Exercise description => Restate all of the records below exactly. Do not carry over any image.

Data records for software interfaces =>
=== Begin Enclosure ===
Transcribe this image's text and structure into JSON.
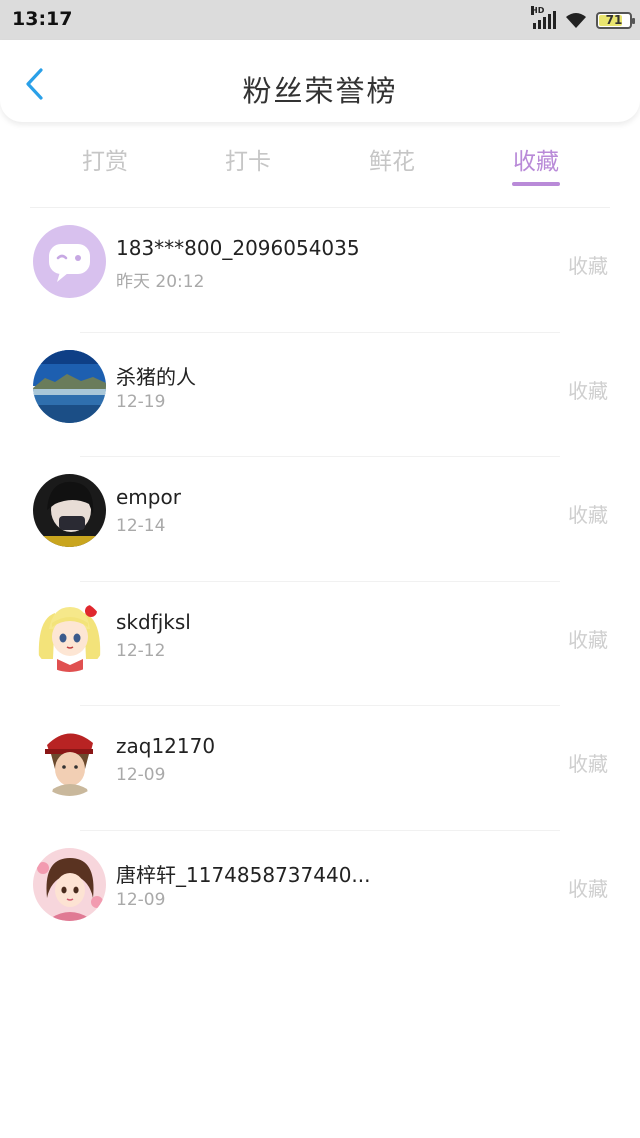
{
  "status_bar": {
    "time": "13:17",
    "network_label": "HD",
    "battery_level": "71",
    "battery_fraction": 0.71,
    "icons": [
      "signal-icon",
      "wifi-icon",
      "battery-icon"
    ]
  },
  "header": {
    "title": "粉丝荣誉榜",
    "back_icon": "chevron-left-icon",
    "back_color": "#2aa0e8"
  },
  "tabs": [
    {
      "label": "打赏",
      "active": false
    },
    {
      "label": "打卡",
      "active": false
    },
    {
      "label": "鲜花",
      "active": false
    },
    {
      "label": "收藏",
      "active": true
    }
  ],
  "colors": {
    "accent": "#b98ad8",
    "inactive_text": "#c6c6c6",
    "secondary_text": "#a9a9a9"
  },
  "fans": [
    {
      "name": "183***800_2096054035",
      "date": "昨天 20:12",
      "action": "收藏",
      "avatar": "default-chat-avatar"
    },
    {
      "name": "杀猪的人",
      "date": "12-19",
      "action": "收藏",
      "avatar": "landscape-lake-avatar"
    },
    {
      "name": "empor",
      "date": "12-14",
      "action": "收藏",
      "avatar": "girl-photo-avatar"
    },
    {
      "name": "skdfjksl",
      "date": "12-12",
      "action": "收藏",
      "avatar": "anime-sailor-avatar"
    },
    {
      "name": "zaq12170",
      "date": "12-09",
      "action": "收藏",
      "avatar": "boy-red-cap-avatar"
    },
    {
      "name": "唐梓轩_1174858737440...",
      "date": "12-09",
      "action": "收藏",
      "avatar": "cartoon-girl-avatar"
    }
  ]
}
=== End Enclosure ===
Answer space =>
Transcribe this image's text and structure into JSON.
{
  "status_bar": {
    "time": "13:17",
    "network_label": "HD",
    "battery_level": "71",
    "battery_fraction": 0.71,
    "icons": [
      "signal-icon",
      "wifi-icon",
      "battery-icon"
    ]
  },
  "header": {
    "title": "粉丝荣誉榜",
    "back_icon": "chevron-left-icon",
    "back_color": "#2aa0e8"
  },
  "tabs": [
    {
      "label": "打赏",
      "active": false
    },
    {
      "label": "打卡",
      "active": false
    },
    {
      "label": "鲜花",
      "active": false
    },
    {
      "label": "收藏",
      "active": true
    }
  ],
  "colors": {
    "accent": "#b98ad8",
    "inactive_text": "#c6c6c6",
    "secondary_text": "#a9a9a9"
  },
  "fans": [
    {
      "name": "183***800_2096054035",
      "date": "昨天 20:12",
      "action": "收藏",
      "avatar": "default-chat-avatar"
    },
    {
      "name": "杀猪的人",
      "date": "12-19",
      "action": "收藏",
      "avatar": "landscape-lake-avatar"
    },
    {
      "name": "empor",
      "date": "12-14",
      "action": "收藏",
      "avatar": "girl-photo-avatar"
    },
    {
      "name": "skdfjksl",
      "date": "12-12",
      "action": "收藏",
      "avatar": "anime-sailor-avatar"
    },
    {
      "name": "zaq12170",
      "date": "12-09",
      "action": "收藏",
      "avatar": "boy-red-cap-avatar"
    },
    {
      "name": "唐梓轩_1174858737440...",
      "date": "12-09",
      "action": "收藏",
      "avatar": "cartoon-girl-avatar"
    }
  ]
}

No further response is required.